One of the companies I follow quite closely is a rapidly growing cleantech company in Victoria, BC, Canada called Carmanah Technologies (TSX:CMH) (named after Carmanah Valley they tell me, which is apparently an absolutely gorgeous wilderness on Vancouver Island), which makes solar LED lighting products. Carmanah won the most promising presenter award at the Cleantech Venture Network’s Cleantech Venture Forum V in 2004.
I had the opportunity to visit the company and its manufacturing plant some time back, and was quite impressed with the product and operations. Carmanah makes a whole line of productized solar LED systems. They sell these products to light airfields, marine buoys, traffic signs, and bus stops, as well as operating the largest solar systems company in Canada. What interested me recently, a few weeks ago, they announced the release of a fully centralized wireless controlled smart solar LED lighting product. Press release here.
The basic product for airfields has been a hardened, fully integrated solar module encapsulated in molded plastic with an LED array and rechargeable battery, and incorporating smart battery management technology. The key innovations are around the battery management, and brightness /range capabilities of the product.

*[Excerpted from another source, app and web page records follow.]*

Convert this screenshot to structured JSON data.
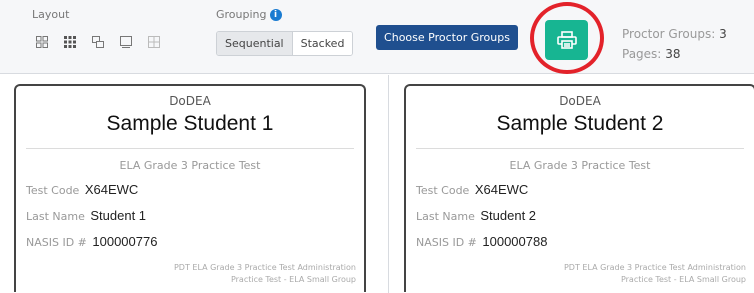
{
  "toolbar": {
    "layout_label": "Layout",
    "grouping_label": "Grouping",
    "grouping_options": [
      "Sequential",
      "Stacked"
    ],
    "choose_proctor_label": "Choose Proctor Groups",
    "proctor_groups_label": "Proctor Groups:",
    "proctor_groups_value": "3",
    "pages_label": "Pages:",
    "pages_value": "38",
    "layout_icons": [
      "grid-small-icon",
      "grid-large-icon",
      "cards-icon",
      "single-page-icon",
      "table-icon"
    ],
    "print_icon": "print-icon",
    "info_icon": "info-icon"
  },
  "cards": [
    {
      "org": "DoDEA",
      "student_name": "Sample Student 1",
      "test_name": "ELA Grade 3 Practice Test",
      "test_code_label": "Test Code",
      "test_code": "X64EWC",
      "last_name_label": "Last Name",
      "last_name": "Student 1",
      "nasis_label": "NASIS ID #",
      "nasis_id": "100000776",
      "footer_line1": "PDT ELA Grade 3 Practice Test Administration",
      "footer_line2": "Practice Test - ELA Small Group"
    },
    {
      "org": "DoDEA",
      "student_name": "Sample Student 2",
      "test_name": "ELA Grade 3 Practice Test",
      "test_code_label": "Test Code",
      "test_code": "X64EWC",
      "last_name_label": "Last Name",
      "last_name": "Student 2",
      "nasis_label": "NASIS ID #",
      "nasis_id": "100000788",
      "footer_line1": "PDT ELA Grade 3 Practice Test Administration",
      "footer_line2": "Practice Test - ELA Small Group"
    }
  ],
  "colors": {
    "primary_button": "#1f4f8f",
    "print_button": "#17b592",
    "highlight": "#e3222a"
  }
}
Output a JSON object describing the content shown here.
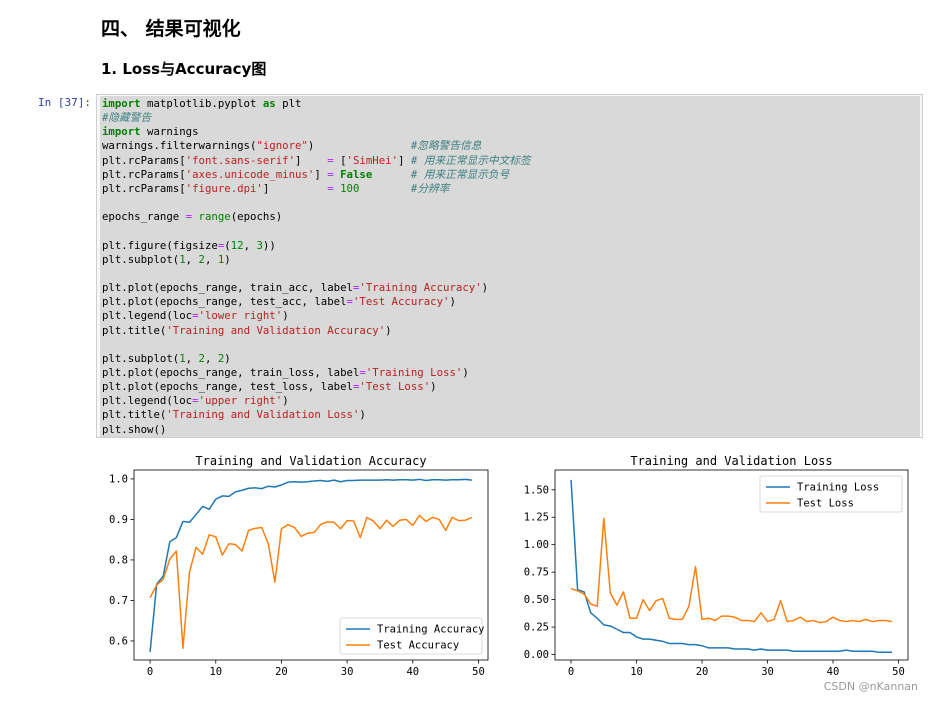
{
  "section_title": "四、 结果可视化",
  "subsection_title": "1. Loss与Accuracy图",
  "cell": {
    "prompt": "In [37]:",
    "lines": [
      [
        [
          "kw",
          "import"
        ],
        [
          "t",
          " matplotlib.pyplot "
        ],
        [
          "kw",
          "as"
        ],
        [
          "t",
          " plt"
        ]
      ],
      [
        [
          "cm",
          "#隐藏警告"
        ]
      ],
      [
        [
          "kw",
          "import"
        ],
        [
          "t",
          " warnings"
        ]
      ],
      [
        [
          "t",
          "warnings.filterwarnings("
        ],
        [
          "st",
          "\"ignore\""
        ],
        [
          "t",
          ")               "
        ],
        [
          "cm",
          "#忽略警告信息"
        ]
      ],
      [
        [
          "t",
          "plt.rcParams["
        ],
        [
          "st",
          "'font.sans-serif'"
        ],
        [
          "t",
          "]    "
        ],
        [
          "op",
          "="
        ],
        [
          "t",
          " ["
        ],
        [
          "st",
          "'SimHei'"
        ],
        [
          "t",
          "] "
        ],
        [
          "cm",
          "# 用来正常显示中文标签"
        ]
      ],
      [
        [
          "t",
          "plt.rcParams["
        ],
        [
          "st",
          "'axes.unicode_minus'"
        ],
        [
          "t",
          "] "
        ],
        [
          "op",
          "="
        ],
        [
          "t",
          " "
        ],
        [
          "kw",
          "False"
        ],
        [
          "t",
          "      "
        ],
        [
          "cm",
          "# 用来正常显示负号"
        ]
      ],
      [
        [
          "t",
          "plt.rcParams["
        ],
        [
          "st",
          "'figure.dpi'"
        ],
        [
          "t",
          "]         "
        ],
        [
          "op",
          "="
        ],
        [
          "t",
          " "
        ],
        [
          "nm",
          "100"
        ],
        [
          "t",
          "        "
        ],
        [
          "cm",
          "#分辨率"
        ]
      ],
      [],
      [
        [
          "t",
          "epochs_range "
        ],
        [
          "op",
          "="
        ],
        [
          "t",
          " "
        ],
        [
          "nb",
          "range"
        ],
        [
          "t",
          "(epochs)"
        ]
      ],
      [],
      [
        [
          "t",
          "plt.figure(figsize"
        ],
        [
          "op",
          "="
        ],
        [
          "t",
          "("
        ],
        [
          "nm",
          "12"
        ],
        [
          "t",
          ", "
        ],
        [
          "nm",
          "3"
        ],
        [
          "t",
          "))"
        ]
      ],
      [
        [
          "t",
          "plt.subplot("
        ],
        [
          "nm",
          "1"
        ],
        [
          "t",
          ", "
        ],
        [
          "nm",
          "2"
        ],
        [
          "t",
          ", "
        ],
        [
          "nm",
          "1"
        ],
        [
          "t",
          ")"
        ]
      ],
      [],
      [
        [
          "t",
          "plt.plot(epochs_range, train_acc, label"
        ],
        [
          "op",
          "="
        ],
        [
          "st",
          "'Training Accuracy'"
        ],
        [
          "t",
          ")"
        ]
      ],
      [
        [
          "t",
          "plt.plot(epochs_range, test_acc, label"
        ],
        [
          "op",
          "="
        ],
        [
          "st",
          "'Test Accuracy'"
        ],
        [
          "t",
          ")"
        ]
      ],
      [
        [
          "t",
          "plt.legend(loc"
        ],
        [
          "op",
          "="
        ],
        [
          "st",
          "'lower right'"
        ],
        [
          "t",
          ")"
        ]
      ],
      [
        [
          "t",
          "plt.title("
        ],
        [
          "st",
          "'Training and Validation Accuracy'"
        ],
        [
          "t",
          ")"
        ]
      ],
      [],
      [
        [
          "t",
          "plt.subplot("
        ],
        [
          "nm",
          "1"
        ],
        [
          "t",
          ", "
        ],
        [
          "nm",
          "2"
        ],
        [
          "t",
          ", "
        ],
        [
          "nm",
          "2"
        ],
        [
          "t",
          ")"
        ]
      ],
      [
        [
          "t",
          "plt.plot(epochs_range, train_loss, label"
        ],
        [
          "op",
          "="
        ],
        [
          "st",
          "'Training Loss'"
        ],
        [
          "t",
          ")"
        ]
      ],
      [
        [
          "t",
          "plt.plot(epochs_range, test_loss, label"
        ],
        [
          "op",
          "="
        ],
        [
          "st",
          "'Test Loss'"
        ],
        [
          "t",
          ")"
        ]
      ],
      [
        [
          "t",
          "plt.legend(loc"
        ],
        [
          "op",
          "="
        ],
        [
          "st",
          "'upper right'"
        ],
        [
          "t",
          ")"
        ]
      ],
      [
        [
          "t",
          "plt.title("
        ],
        [
          "st",
          "'Training and Validation Loss'"
        ],
        [
          "t",
          ")"
        ]
      ],
      [
        [
          "t",
          "plt.show()"
        ]
      ]
    ]
  },
  "colors": {
    "series_blue": "#1f77b4",
    "series_orange": "#ff7f0e"
  },
  "chart_data": [
    {
      "type": "line",
      "title": "Training and Validation Accuracy",
      "xlabel": "",
      "ylabel": "",
      "xlim": [
        -2.45,
        51.45
      ],
      "ylim": [
        0.553,
        1.022
      ],
      "xticks": [
        0,
        10,
        20,
        30,
        40,
        50
      ],
      "yticks": [
        0.6,
        0.7,
        0.8,
        0.9,
        1.0
      ],
      "ytick_labels": [
        "0.6",
        "0.7",
        "0.8",
        "0.9",
        "1.0"
      ],
      "legend": "lower right",
      "grid": false,
      "x": [
        0,
        1,
        2,
        3,
        4,
        5,
        6,
        7,
        8,
        9,
        10,
        11,
        12,
        13,
        14,
        15,
        16,
        17,
        18,
        19,
        20,
        21,
        22,
        23,
        24,
        25,
        26,
        27,
        28,
        29,
        30,
        31,
        32,
        33,
        34,
        35,
        36,
        37,
        38,
        39,
        40,
        41,
        42,
        43,
        44,
        45,
        46,
        47,
        48,
        49
      ],
      "series": [
        {
          "name": "Training Accuracy",
          "values": [
            0.573,
            0.74,
            0.76,
            0.845,
            0.855,
            0.895,
            0.893,
            0.912,
            0.932,
            0.925,
            0.95,
            0.958,
            0.957,
            0.968,
            0.972,
            0.977,
            0.978,
            0.976,
            0.982,
            0.98,
            0.985,
            0.992,
            0.993,
            0.992,
            0.993,
            0.995,
            0.996,
            0.994,
            0.997,
            0.993,
            0.996,
            0.996,
            0.997,
            0.997,
            0.997,
            0.997,
            0.998,
            0.997,
            0.998,
            0.998,
            0.997,
            0.999,
            0.996,
            0.998,
            0.998,
            0.997,
            0.998,
            0.998,
            0.999,
            0.997
          ]
        },
        {
          "name": "Test Accuracy",
          "values": [
            0.707,
            0.738,
            0.752,
            0.802,
            0.822,
            0.582,
            0.77,
            0.831,
            0.814,
            0.862,
            0.857,
            0.812,
            0.84,
            0.838,
            0.822,
            0.873,
            0.878,
            0.88,
            0.84,
            0.745,
            0.877,
            0.887,
            0.88,
            0.858,
            0.866,
            0.868,
            0.888,
            0.894,
            0.893,
            0.877,
            0.897,
            0.896,
            0.855,
            0.905,
            0.896,
            0.877,
            0.898,
            0.883,
            0.898,
            0.9,
            0.885,
            0.91,
            0.895,
            0.905,
            0.9,
            0.873,
            0.905,
            0.897,
            0.898,
            0.905
          ]
        }
      ]
    },
    {
      "type": "line",
      "title": "Training and Validation Loss",
      "xlabel": "",
      "ylabel": "",
      "xlim": [
        -2.45,
        51.45
      ],
      "ylim": [
        -0.05,
        1.68
      ],
      "xticks": [
        0,
        10,
        20,
        30,
        40,
        50
      ],
      "yticks": [
        0.0,
        0.25,
        0.5,
        0.75,
        1.0,
        1.25,
        1.5
      ],
      "ytick_labels": [
        "0.00",
        "0.25",
        "0.50",
        "0.75",
        "1.00",
        "1.25",
        "1.50"
      ],
      "legend": "upper right",
      "grid": false,
      "x": [
        0,
        1,
        2,
        3,
        4,
        5,
        6,
        7,
        8,
        9,
        10,
        11,
        12,
        13,
        14,
        15,
        16,
        17,
        18,
        19,
        20,
        21,
        22,
        23,
        24,
        25,
        26,
        27,
        28,
        29,
        30,
        31,
        32,
        33,
        34,
        35,
        36,
        37,
        38,
        39,
        40,
        41,
        42,
        43,
        44,
        45,
        46,
        47,
        48,
        49
      ],
      "series": [
        {
          "name": "Training Loss",
          "values": [
            1.59,
            0.59,
            0.57,
            0.38,
            0.33,
            0.27,
            0.26,
            0.23,
            0.2,
            0.2,
            0.16,
            0.14,
            0.14,
            0.13,
            0.12,
            0.1,
            0.1,
            0.1,
            0.09,
            0.09,
            0.08,
            0.06,
            0.06,
            0.06,
            0.06,
            0.05,
            0.05,
            0.05,
            0.04,
            0.05,
            0.04,
            0.04,
            0.04,
            0.04,
            0.03,
            0.03,
            0.03,
            0.03,
            0.03,
            0.03,
            0.03,
            0.03,
            0.04,
            0.03,
            0.03,
            0.03,
            0.03,
            0.02,
            0.02,
            0.02
          ]
        },
        {
          "name": "Test Loss",
          "values": [
            0.6,
            0.58,
            0.55,
            0.46,
            0.44,
            1.24,
            0.56,
            0.45,
            0.57,
            0.33,
            0.33,
            0.5,
            0.4,
            0.49,
            0.51,
            0.33,
            0.32,
            0.32,
            0.44,
            0.8,
            0.32,
            0.33,
            0.31,
            0.35,
            0.35,
            0.34,
            0.31,
            0.31,
            0.3,
            0.38,
            0.3,
            0.32,
            0.49,
            0.3,
            0.31,
            0.34,
            0.3,
            0.31,
            0.29,
            0.3,
            0.34,
            0.31,
            0.3,
            0.31,
            0.3,
            0.32,
            0.3,
            0.31,
            0.31,
            0.3
          ]
        }
      ]
    }
  ],
  "watermark": "CSDN @nKannan"
}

The product enables an airfield to light its runways and service ways without the cost of wiring and wiring conduits, or the cost of powering those lights. The product is currently working through FAA approval for runway lighting based on a system in use at the Truckee Airport, and the company is a major supplier to military and remote airfields around the world.
What Carmanah has added in this recent product (which I got to see on the test bed when I was there), is a wireless independent remote control of each of the lighting systems on the field. The protocol they are using is an 900 MHz RF (enrypted). As one of the companies I am involved in in wireless face a similiar set of technical problems in another industry, I was intrigued by the technology choices. Low frequency RF like this lends itself to the battery management (sends in databursts, not an always on solution, and not power hungry) needs, can be easily made to band hop, and is an inherently easier to secure compared to 802.11 solutions. They have incorporated pre-programmed and central control, handheld control and aircraft controlled programming and activation, meaning that pilots flying into a remote or unattended field could signal ahead for lighting. It looks like a great choice for general aviation as well as major hub airports.
Kind of a cleantech meets wireless play.